The drugs and gun running trial in absentia of Tunisia's ousted President Zine al-Abidine Ben Ali has opened in the capital, Tunis. It was initially set to open on Friday but was pushed back following a Tunisian judges' strike.

Ben Ali was the first leader to be ousted in the "Arab Spring", and fled to Saudi Arabia in January following weeks of protests, a country that has so far failed to extradite Ben Ali, despite a request by Tunisia's new interim government.

Ben Ali's wife Leila Trabelsi was also convicted last week on the corruption charges as money and jewellery were found at their palace outside Tunis, which the police searched after the popular uprising forced the presidential couple to flee.

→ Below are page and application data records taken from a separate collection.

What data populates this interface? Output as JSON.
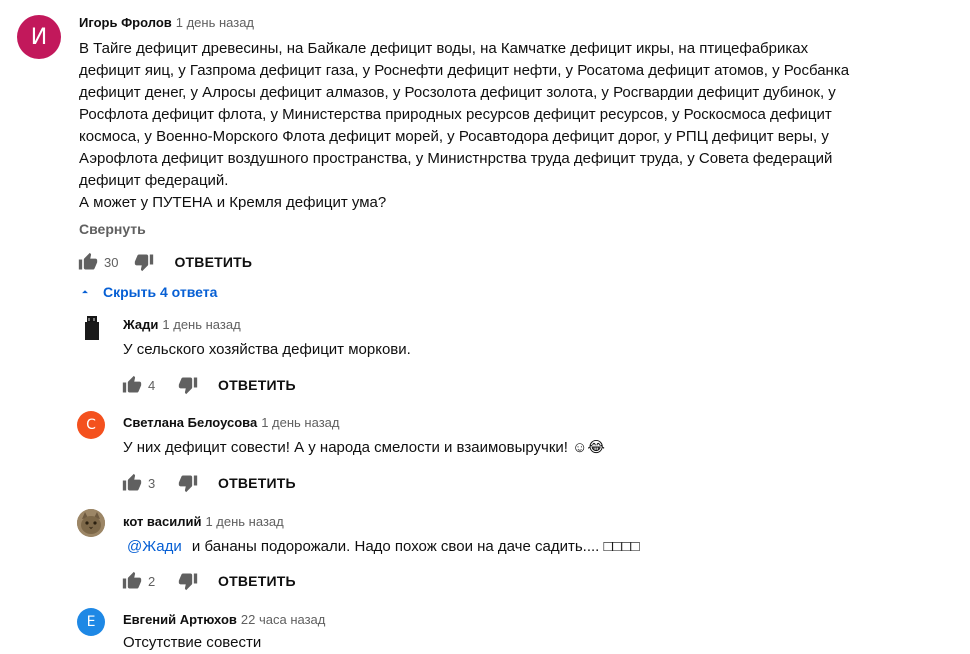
{
  "main_comment": {
    "avatar_letter": "И",
    "avatar_color": "#c2185b",
    "author": "Игорь Фролов",
    "time": "1 день назад",
    "text_lines": [
      "В Тайге дефицит древесины, на Байкале дефицит воды, на Камчатке дефицит икры, на птицефабриках",
      "дефицит яиц, у Газпрома дефицит газа, у Роснефти дефицит нефти, у Росатома дефицит атомов, у Росбанка",
      "дефицит денег, у Алросы дефицит алмазов, у Росзолота дефицит золота, у Росгвардии дефицит дубинок, у",
      "Росфлота дефицит флота, у Министерства природных ресурсов дефицит ресурсов, у Роскосмоса дефицит",
      "космоса, у Военно-Морского Флота дефицит морей, у Росавтодора дефицит дорог, у РПЦ дефицит веры, у",
      "Аэрофлота дефицит воздушного пространства, у Министнрства труда дефицит труда, у Совета федераций",
      "дефицит федераций.",
      "А может у ПУТЕНА и Кремля дефицит ума?"
    ],
    "collapse_label": "Свернуть",
    "likes": "30",
    "reply_label": "ОТВЕТИТЬ"
  },
  "replies_toggle": {
    "label": "Скрыть 4 ответа",
    "icon": "chevron-up-icon"
  },
  "replies": [
    {
      "avatar_type": "image",
      "author": "Жади",
      "time": "1 день назад",
      "mention": "",
      "text": "У сельского хозяйства дефицит моркови.",
      "likes": "4",
      "reply_label": "ОТВЕТИТЬ"
    },
    {
      "avatar_type": "letter",
      "avatar_letter": "С",
      "avatar_color": "#f4511e",
      "author": "Светлана Белоусова",
      "time": "1 день назад",
      "mention": "",
      "text": "У них дефицит совести! А у народа смелости и взаимовыручки! ☺😂",
      "likes": "3",
      "reply_label": "ОТВЕТИТЬ"
    },
    {
      "avatar_type": "cat",
      "author": "кот василий",
      "time": "1 день назад",
      "mention": "@Жади",
      "text": "и бананы подорожали. Надо похож свои на даче садить.... □□□□",
      "likes": "2",
      "reply_label": "ОТВЕТИТЬ"
    },
    {
      "avatar_type": "letter",
      "avatar_letter": "Е",
      "avatar_color": "#1e88e5",
      "author": "Евгений Артюхов",
      "time": "22 часа назад",
      "mention": "",
      "text": "Отсутствие совести"
    }
  ]
}
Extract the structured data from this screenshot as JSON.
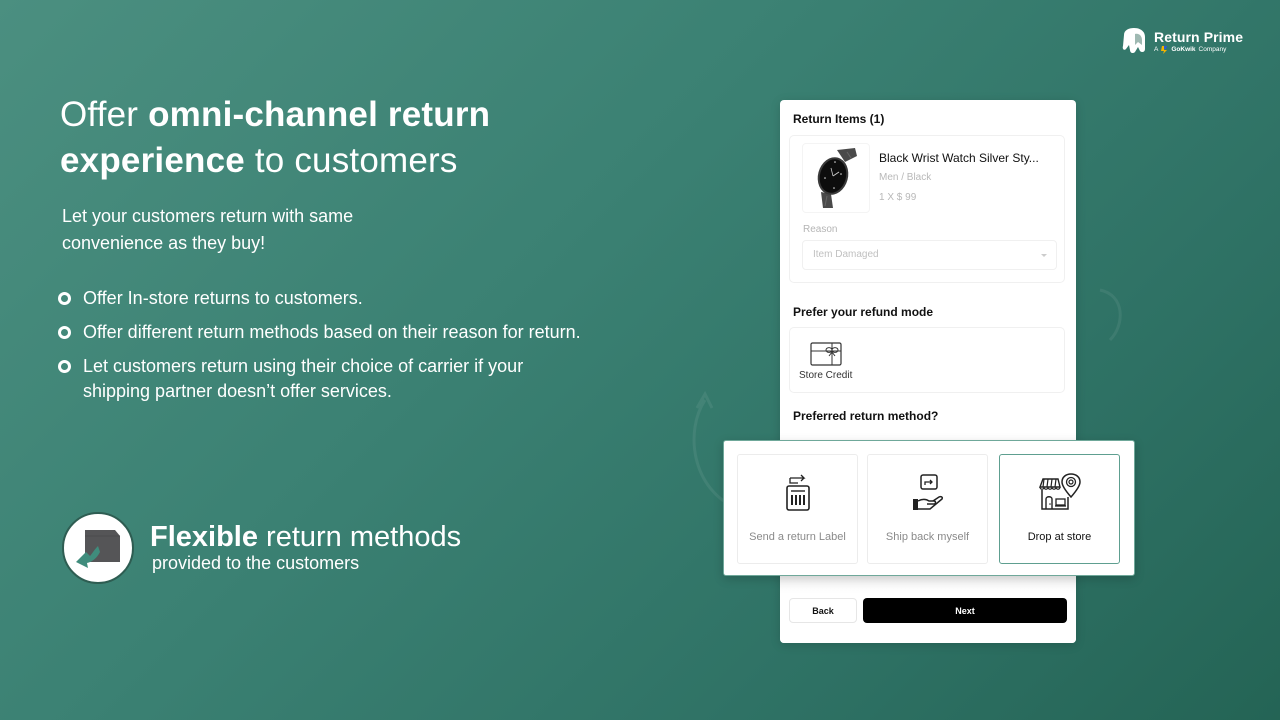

Following a first day of trial, they were then fined $66m (£41m) for embezzlement and misuse of public funds and Mr Ben Ali was sentenced to 35 years in jail.

Ben Ali denies harbouring drugs and weapons at his palace in Tunis during his rule and in court, his lawyer, Hosni Beji, described the drugs and gun-running charges as "irrational", before adding that he had a list of witnesses to prove Ben Ali never owned or kept drugs.

"How can we imagine that a president holding power can have two kilogrammes of cannabis resin of mediocre quality [with intentions] of selling it," the AFP news agency quotes him as saying.

However, the lawyer also insisted he needed more time with his client.

"I will ask for an adjournment to a date that will allow me to have contact with my client and his family and prepare with him" a solid defence, Beji said.

Mr Beji added that he has a list of witnesses that should be able to prove Ben Ali "never owned or kept drugs."

Regarding the weapons charges, Benji said most of the weapons found at Ben Ali's palace in the Carthage neighbourhood north of Tunis were personal gifts from high-ranking international officials. He cited the Algerian President Abdelaziz Bouteflika and the Saudi Interior Minister Prince Nayef Ben Abdel Aziz has amongst the officials that gave the former head of state weapons.

However, proving that the Tunisian people are still extremely angry at their former leader and those who support him, Reuters news agency reported that members of the public in the courtroom heckled Ben Ali's lawyers, shouting: "Get out! You have betrayed Tunisia by defending Ben Ali!" and "You should have defended the young people killed by Ben Ali's weapons!"

The former leader's lawyers walked out of the courtroom after the judge refused their request to delay the case so that they had more time to prepare their defence.

However, last week the former presidential couple's first sentence was highly criticised by rights groups and commentators, partly because the conviction was handed down after only six hours' deliberation.

Now that Ben Ali is sued for possession of marijuana with intention to sell, the trial is set to become even more bizarre. Surely, this does not represent the Tunisian people's primordial grievances. While the trial of the former Tunisian head of state could have been historical it is now turning into a joke. By the time the trial ends Ben Ali will probably be sentenced to hundreds of years of prison but will almost certainly never even have to set a foot in one.

While the Tunisian judicial system was here given a chance to prove it was now free from the presidential pressure and its dictates, has it succumbed to the new interim government's demands for a hasty trial?

Ben Ali's presidency was marred by human rights abuses and a lack of democracy, not by his incline for marijuana, so it does sound right for the prosecution to focus on the human rights violations he committed rather than on his drug habits.